TASK | For the data below, say how many lines contain "Morgan". Only the number should be given.

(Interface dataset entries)
%%

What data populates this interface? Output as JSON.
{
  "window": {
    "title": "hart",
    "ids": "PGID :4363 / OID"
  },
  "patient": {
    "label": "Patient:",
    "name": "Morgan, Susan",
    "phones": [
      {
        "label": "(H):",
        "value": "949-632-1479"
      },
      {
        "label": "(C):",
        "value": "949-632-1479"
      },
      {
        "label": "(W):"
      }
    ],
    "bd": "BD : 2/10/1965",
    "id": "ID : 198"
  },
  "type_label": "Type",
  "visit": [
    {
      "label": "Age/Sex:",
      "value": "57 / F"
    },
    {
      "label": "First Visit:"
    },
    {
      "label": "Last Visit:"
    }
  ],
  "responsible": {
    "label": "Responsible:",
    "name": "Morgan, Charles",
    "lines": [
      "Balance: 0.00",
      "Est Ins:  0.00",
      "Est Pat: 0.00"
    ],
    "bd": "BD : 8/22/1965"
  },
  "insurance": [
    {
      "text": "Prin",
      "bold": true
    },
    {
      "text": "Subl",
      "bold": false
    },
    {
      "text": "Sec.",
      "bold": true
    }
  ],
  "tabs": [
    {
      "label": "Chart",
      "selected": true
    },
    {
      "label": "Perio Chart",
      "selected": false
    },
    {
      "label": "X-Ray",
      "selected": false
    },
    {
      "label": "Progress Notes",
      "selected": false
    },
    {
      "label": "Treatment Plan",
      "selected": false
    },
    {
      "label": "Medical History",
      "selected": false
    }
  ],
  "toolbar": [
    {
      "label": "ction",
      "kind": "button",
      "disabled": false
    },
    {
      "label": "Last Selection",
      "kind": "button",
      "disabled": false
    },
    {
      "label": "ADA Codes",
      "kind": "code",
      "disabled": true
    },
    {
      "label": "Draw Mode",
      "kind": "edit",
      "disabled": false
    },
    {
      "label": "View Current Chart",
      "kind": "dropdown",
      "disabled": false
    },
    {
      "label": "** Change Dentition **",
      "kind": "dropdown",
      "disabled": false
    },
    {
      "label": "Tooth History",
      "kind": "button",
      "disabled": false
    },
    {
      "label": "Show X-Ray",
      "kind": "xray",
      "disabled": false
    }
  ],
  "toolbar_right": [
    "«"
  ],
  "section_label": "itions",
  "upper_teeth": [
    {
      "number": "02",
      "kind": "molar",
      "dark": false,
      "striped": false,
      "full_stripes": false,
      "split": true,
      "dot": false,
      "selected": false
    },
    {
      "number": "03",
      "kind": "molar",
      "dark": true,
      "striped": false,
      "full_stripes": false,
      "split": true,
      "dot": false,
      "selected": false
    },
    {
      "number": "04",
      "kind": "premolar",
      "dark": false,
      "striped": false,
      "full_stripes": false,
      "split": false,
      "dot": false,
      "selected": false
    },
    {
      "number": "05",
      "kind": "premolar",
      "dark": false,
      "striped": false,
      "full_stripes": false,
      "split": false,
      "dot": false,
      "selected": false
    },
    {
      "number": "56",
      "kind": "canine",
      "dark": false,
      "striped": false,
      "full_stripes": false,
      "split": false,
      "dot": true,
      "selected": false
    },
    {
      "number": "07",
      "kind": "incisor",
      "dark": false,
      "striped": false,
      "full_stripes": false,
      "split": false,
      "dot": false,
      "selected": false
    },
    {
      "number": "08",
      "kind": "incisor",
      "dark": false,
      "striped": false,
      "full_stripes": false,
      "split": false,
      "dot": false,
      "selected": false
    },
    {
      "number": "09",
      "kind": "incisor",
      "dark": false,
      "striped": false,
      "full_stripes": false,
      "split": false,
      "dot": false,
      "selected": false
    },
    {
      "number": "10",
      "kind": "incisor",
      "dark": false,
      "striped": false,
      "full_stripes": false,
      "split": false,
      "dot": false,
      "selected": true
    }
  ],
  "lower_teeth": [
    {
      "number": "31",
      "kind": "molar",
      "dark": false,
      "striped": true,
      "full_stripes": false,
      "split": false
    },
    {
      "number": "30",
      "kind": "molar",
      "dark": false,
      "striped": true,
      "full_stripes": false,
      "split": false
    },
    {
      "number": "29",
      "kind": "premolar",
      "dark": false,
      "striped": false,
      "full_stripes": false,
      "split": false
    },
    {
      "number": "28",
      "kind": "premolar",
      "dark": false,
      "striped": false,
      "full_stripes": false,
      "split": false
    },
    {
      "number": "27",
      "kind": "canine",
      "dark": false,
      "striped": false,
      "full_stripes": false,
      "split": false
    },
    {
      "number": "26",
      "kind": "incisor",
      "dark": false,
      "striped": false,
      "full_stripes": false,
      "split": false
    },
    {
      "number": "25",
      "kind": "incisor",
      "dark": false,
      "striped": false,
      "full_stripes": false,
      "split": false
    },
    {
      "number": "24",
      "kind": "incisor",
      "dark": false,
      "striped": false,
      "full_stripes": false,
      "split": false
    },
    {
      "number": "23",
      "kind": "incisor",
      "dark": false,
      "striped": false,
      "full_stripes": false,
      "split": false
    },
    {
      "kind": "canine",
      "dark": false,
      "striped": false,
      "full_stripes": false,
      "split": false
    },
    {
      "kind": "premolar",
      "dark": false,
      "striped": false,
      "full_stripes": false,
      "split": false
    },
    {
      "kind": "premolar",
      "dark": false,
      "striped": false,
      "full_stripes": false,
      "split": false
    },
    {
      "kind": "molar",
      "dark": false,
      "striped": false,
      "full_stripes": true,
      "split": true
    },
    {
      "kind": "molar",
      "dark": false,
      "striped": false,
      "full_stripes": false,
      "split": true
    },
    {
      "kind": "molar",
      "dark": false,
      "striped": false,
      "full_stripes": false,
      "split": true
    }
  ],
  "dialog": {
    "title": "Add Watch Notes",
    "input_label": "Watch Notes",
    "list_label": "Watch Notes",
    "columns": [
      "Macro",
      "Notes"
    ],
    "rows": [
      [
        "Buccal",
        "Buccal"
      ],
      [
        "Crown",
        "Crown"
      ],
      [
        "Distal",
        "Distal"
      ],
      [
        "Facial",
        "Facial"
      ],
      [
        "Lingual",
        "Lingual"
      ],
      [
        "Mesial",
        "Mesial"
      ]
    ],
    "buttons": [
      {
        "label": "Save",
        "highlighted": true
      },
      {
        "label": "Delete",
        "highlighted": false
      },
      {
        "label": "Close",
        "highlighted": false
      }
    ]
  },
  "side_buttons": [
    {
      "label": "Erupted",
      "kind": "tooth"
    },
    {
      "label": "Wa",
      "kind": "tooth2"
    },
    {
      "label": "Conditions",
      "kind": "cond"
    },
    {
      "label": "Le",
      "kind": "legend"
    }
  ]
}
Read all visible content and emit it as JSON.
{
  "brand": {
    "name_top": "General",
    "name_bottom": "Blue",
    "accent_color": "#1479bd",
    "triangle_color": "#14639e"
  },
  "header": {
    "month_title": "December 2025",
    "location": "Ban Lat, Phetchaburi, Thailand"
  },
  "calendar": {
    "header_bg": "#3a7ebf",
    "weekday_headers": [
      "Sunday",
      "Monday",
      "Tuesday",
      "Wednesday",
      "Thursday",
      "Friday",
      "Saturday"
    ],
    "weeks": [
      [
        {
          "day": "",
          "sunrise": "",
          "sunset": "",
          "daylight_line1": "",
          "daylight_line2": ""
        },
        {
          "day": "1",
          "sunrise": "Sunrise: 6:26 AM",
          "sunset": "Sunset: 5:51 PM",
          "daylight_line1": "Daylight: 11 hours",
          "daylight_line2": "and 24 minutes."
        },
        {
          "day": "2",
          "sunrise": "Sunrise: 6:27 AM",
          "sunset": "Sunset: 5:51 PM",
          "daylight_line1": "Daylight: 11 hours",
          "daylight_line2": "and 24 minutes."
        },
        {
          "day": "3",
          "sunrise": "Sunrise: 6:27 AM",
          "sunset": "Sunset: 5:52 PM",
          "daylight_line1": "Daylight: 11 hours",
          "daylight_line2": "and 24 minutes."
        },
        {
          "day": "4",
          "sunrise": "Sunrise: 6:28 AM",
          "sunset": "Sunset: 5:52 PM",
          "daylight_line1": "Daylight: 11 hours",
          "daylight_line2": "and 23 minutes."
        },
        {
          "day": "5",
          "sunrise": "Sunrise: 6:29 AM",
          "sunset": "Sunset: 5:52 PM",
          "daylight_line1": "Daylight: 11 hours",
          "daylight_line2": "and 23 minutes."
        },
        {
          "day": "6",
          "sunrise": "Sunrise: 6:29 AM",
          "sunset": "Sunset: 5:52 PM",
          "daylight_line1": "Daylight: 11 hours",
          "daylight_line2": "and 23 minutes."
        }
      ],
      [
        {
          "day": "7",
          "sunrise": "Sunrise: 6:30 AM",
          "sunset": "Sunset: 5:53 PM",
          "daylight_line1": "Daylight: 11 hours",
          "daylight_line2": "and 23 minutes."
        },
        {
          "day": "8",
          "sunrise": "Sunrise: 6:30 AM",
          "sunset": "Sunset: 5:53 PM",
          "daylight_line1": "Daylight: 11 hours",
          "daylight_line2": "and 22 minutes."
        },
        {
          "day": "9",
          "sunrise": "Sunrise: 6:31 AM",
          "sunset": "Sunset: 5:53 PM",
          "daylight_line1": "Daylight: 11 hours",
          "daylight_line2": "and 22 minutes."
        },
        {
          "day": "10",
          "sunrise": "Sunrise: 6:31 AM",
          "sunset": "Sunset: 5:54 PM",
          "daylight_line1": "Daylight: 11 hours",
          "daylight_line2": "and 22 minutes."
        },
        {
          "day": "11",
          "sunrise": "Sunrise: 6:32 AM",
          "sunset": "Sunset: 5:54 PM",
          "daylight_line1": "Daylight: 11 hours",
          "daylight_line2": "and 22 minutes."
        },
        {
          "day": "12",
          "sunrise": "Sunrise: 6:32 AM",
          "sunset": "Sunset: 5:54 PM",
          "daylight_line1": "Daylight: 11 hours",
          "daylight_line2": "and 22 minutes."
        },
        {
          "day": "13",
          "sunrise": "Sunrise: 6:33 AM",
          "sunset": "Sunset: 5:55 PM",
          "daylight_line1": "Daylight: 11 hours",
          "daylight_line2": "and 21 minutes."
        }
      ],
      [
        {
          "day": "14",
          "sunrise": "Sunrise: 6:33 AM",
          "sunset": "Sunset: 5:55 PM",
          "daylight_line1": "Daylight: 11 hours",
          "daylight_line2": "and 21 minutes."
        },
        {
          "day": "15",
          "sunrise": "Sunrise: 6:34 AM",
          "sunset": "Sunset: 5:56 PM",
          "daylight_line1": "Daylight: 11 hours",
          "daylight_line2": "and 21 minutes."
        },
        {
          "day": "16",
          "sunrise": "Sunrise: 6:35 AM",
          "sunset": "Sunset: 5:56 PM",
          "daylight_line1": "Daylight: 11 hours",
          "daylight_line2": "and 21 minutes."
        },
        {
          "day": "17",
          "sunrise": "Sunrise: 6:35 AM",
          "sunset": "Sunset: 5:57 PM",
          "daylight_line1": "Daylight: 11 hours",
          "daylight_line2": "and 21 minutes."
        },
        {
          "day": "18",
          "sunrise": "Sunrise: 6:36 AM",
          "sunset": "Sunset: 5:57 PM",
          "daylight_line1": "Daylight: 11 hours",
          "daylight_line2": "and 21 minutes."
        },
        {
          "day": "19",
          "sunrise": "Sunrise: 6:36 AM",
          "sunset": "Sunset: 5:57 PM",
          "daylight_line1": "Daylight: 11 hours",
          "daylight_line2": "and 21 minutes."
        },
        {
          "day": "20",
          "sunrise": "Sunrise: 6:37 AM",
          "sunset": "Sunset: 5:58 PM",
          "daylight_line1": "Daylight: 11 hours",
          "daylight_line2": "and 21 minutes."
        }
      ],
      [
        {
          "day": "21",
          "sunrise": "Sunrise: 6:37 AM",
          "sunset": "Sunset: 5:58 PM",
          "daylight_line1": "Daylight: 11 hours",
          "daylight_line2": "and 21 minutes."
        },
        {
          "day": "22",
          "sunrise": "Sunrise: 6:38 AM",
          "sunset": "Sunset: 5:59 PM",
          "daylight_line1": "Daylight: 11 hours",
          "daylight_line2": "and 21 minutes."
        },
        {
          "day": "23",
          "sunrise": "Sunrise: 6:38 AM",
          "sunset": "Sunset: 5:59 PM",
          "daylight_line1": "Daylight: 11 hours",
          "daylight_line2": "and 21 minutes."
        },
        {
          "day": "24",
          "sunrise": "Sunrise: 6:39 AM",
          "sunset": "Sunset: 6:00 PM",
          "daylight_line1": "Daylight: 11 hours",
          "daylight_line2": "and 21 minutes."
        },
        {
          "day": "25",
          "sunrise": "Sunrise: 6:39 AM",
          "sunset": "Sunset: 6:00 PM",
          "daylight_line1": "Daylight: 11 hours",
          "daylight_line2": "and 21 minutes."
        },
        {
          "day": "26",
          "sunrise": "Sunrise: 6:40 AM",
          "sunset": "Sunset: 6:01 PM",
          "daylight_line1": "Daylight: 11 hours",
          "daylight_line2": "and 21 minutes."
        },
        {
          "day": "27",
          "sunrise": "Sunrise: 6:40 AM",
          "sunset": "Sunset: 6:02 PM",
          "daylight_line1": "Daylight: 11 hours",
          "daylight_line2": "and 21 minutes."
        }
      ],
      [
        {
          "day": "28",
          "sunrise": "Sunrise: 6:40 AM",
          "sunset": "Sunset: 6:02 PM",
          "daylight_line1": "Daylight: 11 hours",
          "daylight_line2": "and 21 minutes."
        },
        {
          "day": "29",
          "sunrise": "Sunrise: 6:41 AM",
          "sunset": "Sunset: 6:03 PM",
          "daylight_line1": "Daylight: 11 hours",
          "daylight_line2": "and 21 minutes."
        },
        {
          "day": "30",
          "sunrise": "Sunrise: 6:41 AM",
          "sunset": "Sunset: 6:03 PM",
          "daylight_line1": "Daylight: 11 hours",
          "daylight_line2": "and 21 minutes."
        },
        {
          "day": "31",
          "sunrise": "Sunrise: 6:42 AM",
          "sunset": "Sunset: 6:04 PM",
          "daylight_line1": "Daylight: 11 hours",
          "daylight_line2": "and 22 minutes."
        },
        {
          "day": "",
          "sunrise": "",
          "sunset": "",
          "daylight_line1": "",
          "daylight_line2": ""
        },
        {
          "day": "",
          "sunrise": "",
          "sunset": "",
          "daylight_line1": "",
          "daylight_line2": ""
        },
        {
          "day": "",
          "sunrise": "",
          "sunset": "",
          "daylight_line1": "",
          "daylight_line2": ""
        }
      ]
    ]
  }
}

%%

EXERCISE ANSWER | 2